■ **Exercise goal**: Every record must be reproduced exactly. Leave none out.

(Dataset rows for apps and sites)

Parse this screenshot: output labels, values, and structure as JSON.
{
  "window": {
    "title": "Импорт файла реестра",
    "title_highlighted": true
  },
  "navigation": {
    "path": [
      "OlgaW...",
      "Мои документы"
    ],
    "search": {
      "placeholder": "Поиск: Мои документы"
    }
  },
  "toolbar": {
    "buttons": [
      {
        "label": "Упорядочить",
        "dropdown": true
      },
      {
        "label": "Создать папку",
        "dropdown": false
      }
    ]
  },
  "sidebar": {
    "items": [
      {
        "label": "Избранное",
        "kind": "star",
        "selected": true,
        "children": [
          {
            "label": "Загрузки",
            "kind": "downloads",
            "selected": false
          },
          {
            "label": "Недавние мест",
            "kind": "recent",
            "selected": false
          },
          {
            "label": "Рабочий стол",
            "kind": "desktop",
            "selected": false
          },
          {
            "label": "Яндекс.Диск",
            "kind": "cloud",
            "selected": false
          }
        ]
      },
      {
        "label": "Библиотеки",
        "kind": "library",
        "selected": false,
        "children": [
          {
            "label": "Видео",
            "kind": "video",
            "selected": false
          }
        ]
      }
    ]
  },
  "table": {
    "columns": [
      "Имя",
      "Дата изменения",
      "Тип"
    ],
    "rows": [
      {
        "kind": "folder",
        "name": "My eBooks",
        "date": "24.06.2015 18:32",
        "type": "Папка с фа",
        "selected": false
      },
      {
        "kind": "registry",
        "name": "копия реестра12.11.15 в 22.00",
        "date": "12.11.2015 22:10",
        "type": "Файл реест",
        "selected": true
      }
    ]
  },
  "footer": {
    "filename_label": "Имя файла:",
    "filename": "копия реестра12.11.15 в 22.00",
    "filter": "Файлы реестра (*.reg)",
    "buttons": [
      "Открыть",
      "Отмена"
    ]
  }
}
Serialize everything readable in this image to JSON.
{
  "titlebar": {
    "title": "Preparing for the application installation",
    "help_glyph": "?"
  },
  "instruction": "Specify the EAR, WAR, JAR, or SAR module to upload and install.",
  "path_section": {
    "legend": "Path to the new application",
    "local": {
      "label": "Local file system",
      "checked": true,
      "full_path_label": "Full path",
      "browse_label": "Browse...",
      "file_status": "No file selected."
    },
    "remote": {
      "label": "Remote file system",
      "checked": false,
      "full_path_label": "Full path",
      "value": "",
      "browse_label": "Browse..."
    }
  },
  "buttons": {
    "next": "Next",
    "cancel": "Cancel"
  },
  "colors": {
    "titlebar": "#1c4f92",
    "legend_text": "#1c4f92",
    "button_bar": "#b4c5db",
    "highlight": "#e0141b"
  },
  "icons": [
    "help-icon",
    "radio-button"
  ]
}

■ **Exercise response**:
Parse this screenshot: output labels, values, and structure as JSON.
{
  "window": {
    "title": "Импорт файла реестра",
    "title_highlighted": true
  },
  "navigation": {
    "path": [
      "OlgaW...",
      "Мои документы"
    ],
    "search": {
      "placeholder": "Поиск: Мои документы"
    }
  },
  "toolbar": {
    "buttons": [
      {
        "label": "Упорядочить",
        "dropdown": true
      },
      {
        "label": "Создать папку",
        "dropdown": false
      }
    ]
  },
  "sidebar": {
    "items": [
      {
        "label": "Избранное",
        "kind": "star",
        "selected": true,
        "children": [
          {
            "label": "Загрузки",
            "kind": "downloads",
            "selected": false
          },
          {
            "label": "Недавние мест",
            "kind": "recent",
            "selected": false
          },
          {
            "label": "Рабочий стол",
            "kind": "desktop",
            "selected": false
          },
          {
            "label": "Яндекс.Диск",
            "kind": "cloud",
            "selected": false
          }
        ]
      },
      {
        "label": "Библиотеки",
        "kind": "library",
        "selected": false,
        "children": [
          {
            "label": "Видео",
            "kind": "video",
            "selected": false
          }
        ]
      }
    ]
  },
  "table": {
    "columns": [
      "Имя",
      "Дата изменения",
      "Тип"
    ],
    "rows": [
      {
        "kind": "folder",
        "name": "My eBooks",
        "date": "24.06.2015 18:32",
        "type": "Папка с фа",
        "selected": false
      },
      {
        "kind": "registry",
        "name": "копия реестра12.11.15 в 22.00",
        "date": "12.11.2015 22:10",
        "type": "Файл реест",
        "selected": true
      }
    ]
  },
  "footer": {
    "filename_label": "Имя файла:",
    "filename": "копия реестра12.11.15 в 22.00",
    "filter": "Файлы реестра (*.reg)",
    "buttons": [
      "Открыть",
      "Отмена"
    ]
  }
}
Serialize everything readable in this image to JSON.
{
  "titlebar": {
    "title": "Preparing for the application installation",
    "help_glyph": "?"
  },
  "instruction": "Specify the EAR, WAR, JAR, or SAR module to upload and install.",
  "path_section": {
    "legend": "Path to the new application",
    "local": {
      "label": "Local file system",
      "checked": true,
      "full_path_label": "Full path",
      "browse_label": "Browse...",
      "file_status": "No file selected."
    },
    "remote": {
      "label": "Remote file system",
      "checked": false,
      "full_path_label": "Full path",
      "value": "",
      "browse_label": "Browse..."
    }
  },
  "buttons": {
    "next": "Next",
    "cancel": "Cancel"
  },
  "colors": {
    "titlebar": "#1c4f92",
    "legend_text": "#1c4f92",
    "button_bar": "#b4c5db",
    "highlight": "#e0141b"
  },
  "icons": [
    "help-icon",
    "radio-button"
  ]
}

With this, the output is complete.